For \(x_f\) far from \(\bar{x}\) uncertainty grows quadratically and we get our hyperbolic shaped error-bars.

Predicting in R

Back to our house price example:

xf <- data.frame(size=c(1.48,2,3))
predict(reg, newdata=xf, interval="prediction")
##         fit       lwr      upr
## 1  91.25591  59.50249 123.0093
## 2 109.65661  78.07862 141.2346
## 3 145.04257 111.58989 178.4952
  • interval="prediction" gives lwr and upr, otherwise we just get fit
  • \(s_{\mathrm{pred}}\) is not shown in this output

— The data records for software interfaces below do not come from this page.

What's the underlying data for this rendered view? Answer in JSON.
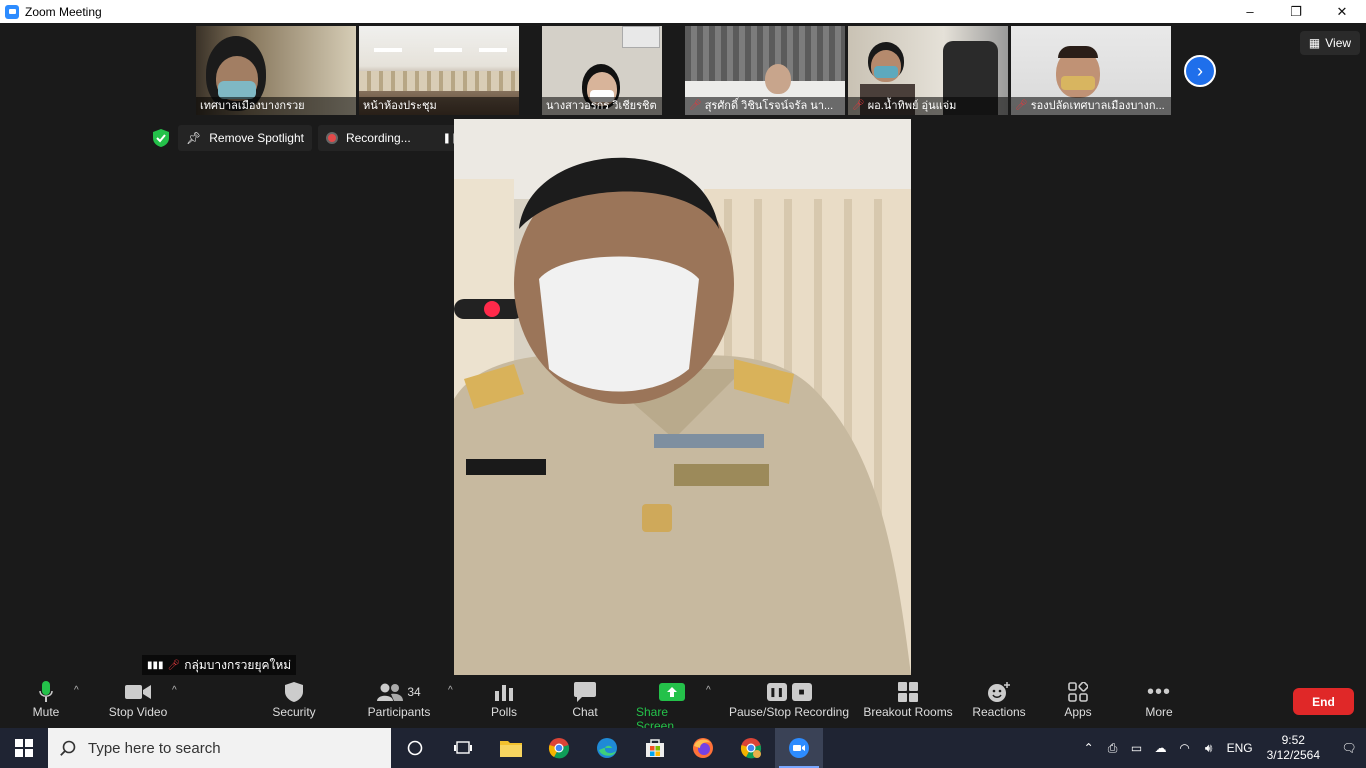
{
  "window": {
    "title": "Zoom Meeting",
    "minimize": "–",
    "restore": "❐",
    "close": "✕"
  },
  "view_button": {
    "label": "View"
  },
  "thumbnails": [
    {
      "name": "เทศบาลเมืองบางกรวย",
      "muted": false
    },
    {
      "name": "หน้าห้องประชุม",
      "muted": false
    },
    {
      "name": "นางสาวอรกร วิเชียรชิต",
      "muted": false
    },
    {
      "name": "สุรศักดิ์ วิชินโรจน์จรัล นา...",
      "muted": true
    },
    {
      "name": "ผอ.น้ำทิพย์ อุ่นแจ่ม",
      "muted": true
    },
    {
      "name": "รองปลัดเทศบาลเมืองบางก...",
      "muted": true
    }
  ],
  "status": {
    "remove_spotlight": "Remove Spotlight",
    "recording": "Recording..."
  },
  "speaker_label": "กลุ่มบางกรวยยุคใหม่",
  "toolbar": {
    "mute": "Mute",
    "stop_video": "Stop Video",
    "security": "Security",
    "participants": "Participants",
    "participants_count": "34",
    "polls": "Polls",
    "chat": "Chat",
    "share_screen": "Share Screen",
    "pause_stop_recording": "Pause/Stop Recording",
    "breakout_rooms": "Breakout Rooms",
    "reactions": "Reactions",
    "apps": "Apps",
    "more": "More",
    "end": "End"
  },
  "taskbar": {
    "search_placeholder": "Type here to search",
    "language": "ENG",
    "time": "9:52",
    "date": "3/12/2564"
  },
  "colors": {
    "accent": "#2d8cff",
    "share_green": "#24c14a",
    "end_red": "#e02828",
    "taskbar": "#1f2433"
  }
}
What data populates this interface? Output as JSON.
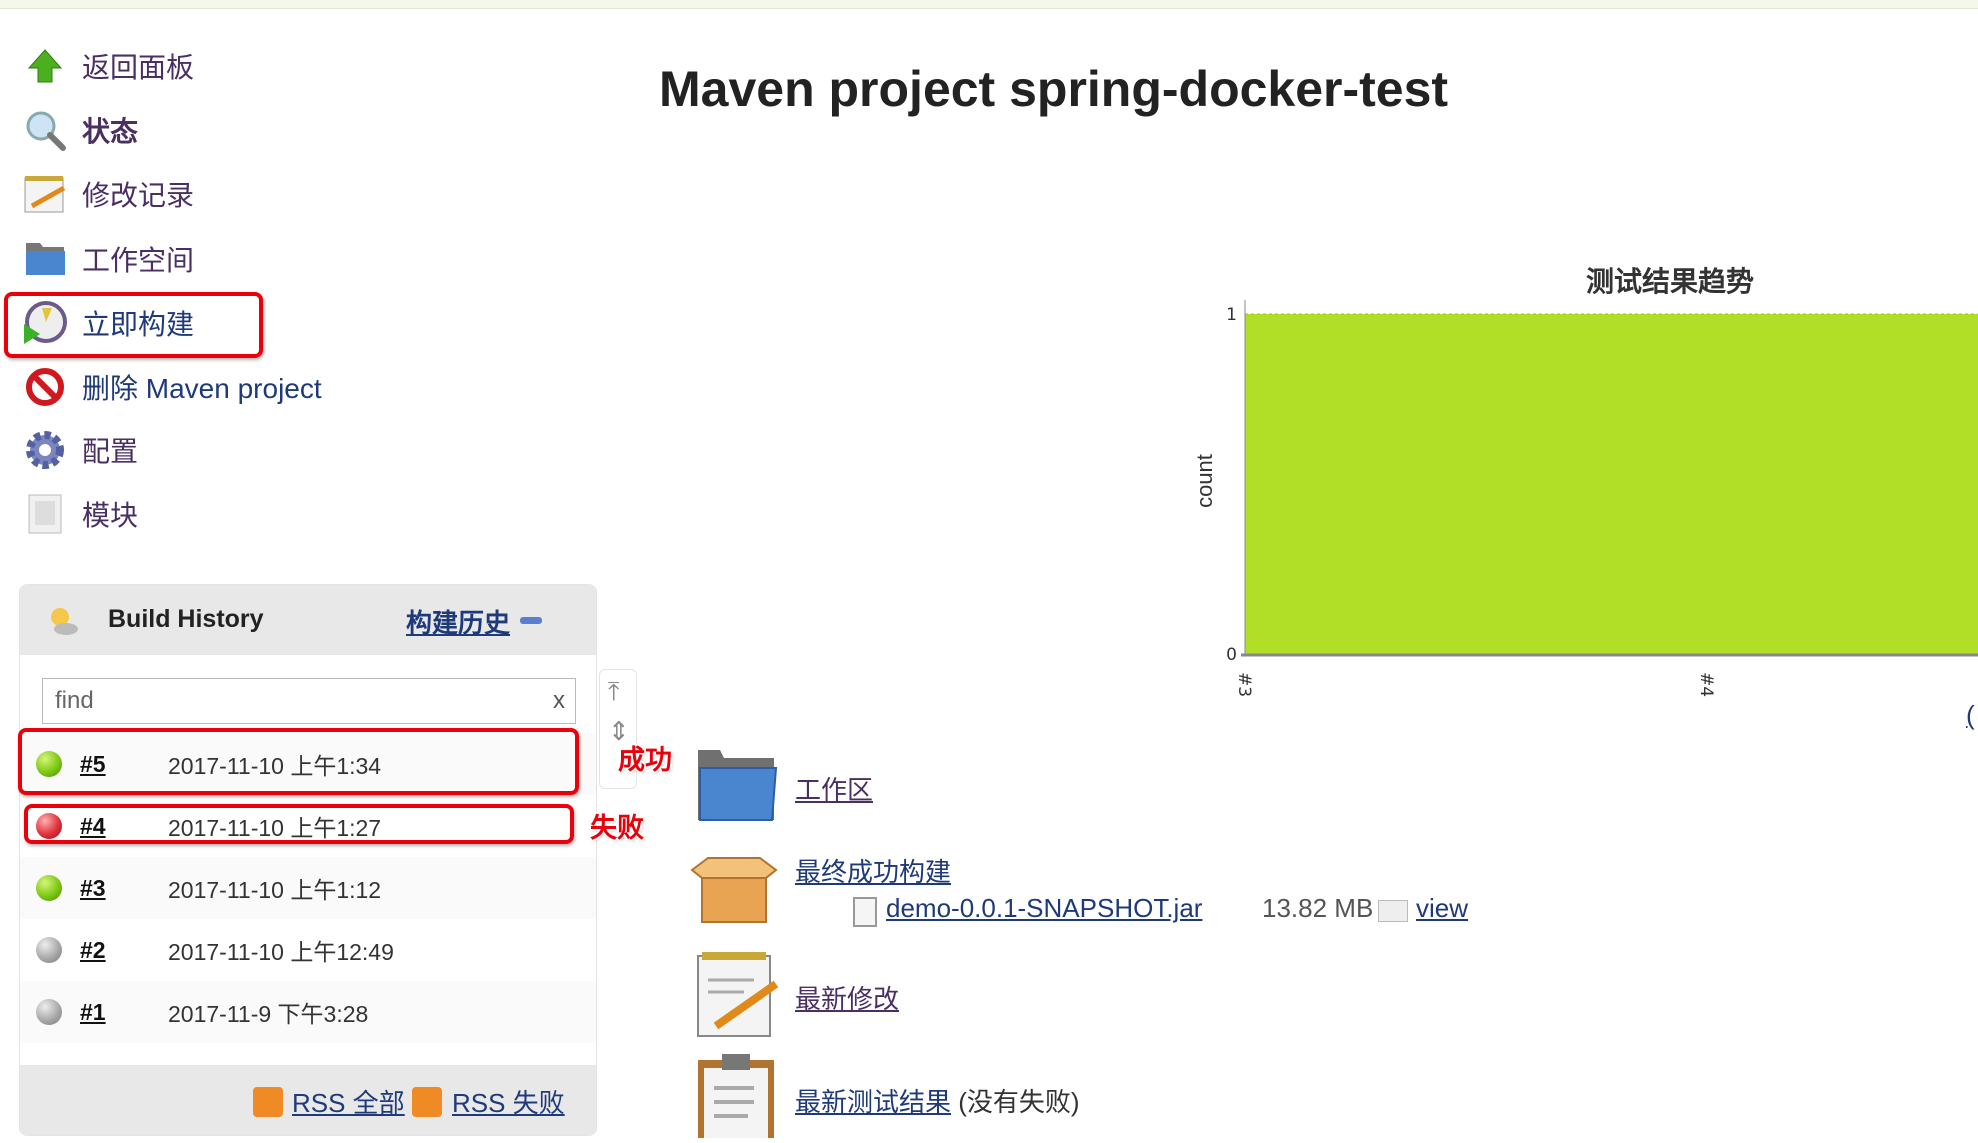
{
  "sidebar": {
    "items": [
      {
        "label": "返回面板",
        "icon": "up-arrow-icon"
      },
      {
        "label": "状态",
        "icon": "search-icon"
      },
      {
        "label": "修改记录",
        "icon": "notepad-icon"
      },
      {
        "label": "工作空间",
        "icon": "folder-icon"
      },
      {
        "label": "立即构建",
        "icon": "build-clock-icon"
      },
      {
        "label": "删除 Maven project",
        "icon": "no-entry-icon"
      },
      {
        "label": "配置",
        "icon": "gear-icon"
      },
      {
        "label": "模块",
        "icon": "module-icon"
      }
    ]
  },
  "page_title": "Maven project spring-docker-test",
  "build_history": {
    "title": "Build History",
    "link": "构建历史",
    "find_placeholder": "find",
    "clear": "x",
    "builds": [
      {
        "number": "#5",
        "date": "2017-11-10 上午1:34",
        "status": "success",
        "color": "#7cc814"
      },
      {
        "number": "#4",
        "date": "2017-11-10 上午1:27",
        "status": "failed",
        "color": "#e0303a"
      },
      {
        "number": "#3",
        "date": "2017-11-10 上午1:12",
        "status": "success",
        "color": "#7cc814"
      },
      {
        "number": "#2",
        "date": "2017-11-10 上午12:49",
        "status": "not-built",
        "color": "#a9a9a9"
      },
      {
        "number": "#1",
        "date": "2017-11-9 下午3:28",
        "status": "not-built",
        "color": "#a9a9a9"
      }
    ],
    "rss_all": "RSS 全部",
    "rss_failed": "RSS 失败"
  },
  "annotations": {
    "success": "成功",
    "failed": "失败"
  },
  "links": {
    "workspace": "工作区",
    "last_success": "最终成功构建",
    "artifact": "demo-0.0.1-SNAPSHOT.jar",
    "artifact_size": "13.82 MB",
    "view": "view",
    "latest_changes": "最新修改",
    "latest_tests": "最新测试结果",
    "latest_tests_note": "(没有失败)",
    "partial_link": "("
  },
  "chart_data": {
    "type": "area",
    "title": "测试结果趋势",
    "ylabel": "count",
    "xlabel": "",
    "categories": [
      "#3",
      "#4"
    ],
    "series": [
      {
        "values": [
          1,
          1
        ],
        "color": "#b1de27"
      }
    ],
    "ylim": [
      0,
      1
    ],
    "yticks": [
      "0",
      "1"
    ],
    "grid": false
  }
}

\(s_{\mathrm{fit}}\) and \(s_\mathrm{pred}\) in R

p <- predict(reg, newdata=xf, se.fit=TRUE)
sfit <- p$se.fit
rbind(sfit, hand=s*sqrt(1/n + (xf$size-mean(size))^2/((n-1)*var(size))))
##            1        2        3
## sfit 4.01762 3.709547 6.315213
## hand 4.01762 3.709547 6.315213
spred <- sqrt(s^2+sfit^2)
b <- reg$coef
b[1] + b[2]*xf[1,] + c(0,-1,1)*qt(.975, df=n-2)*spred[1]
## [1]  91.25591  59.50249 123.00932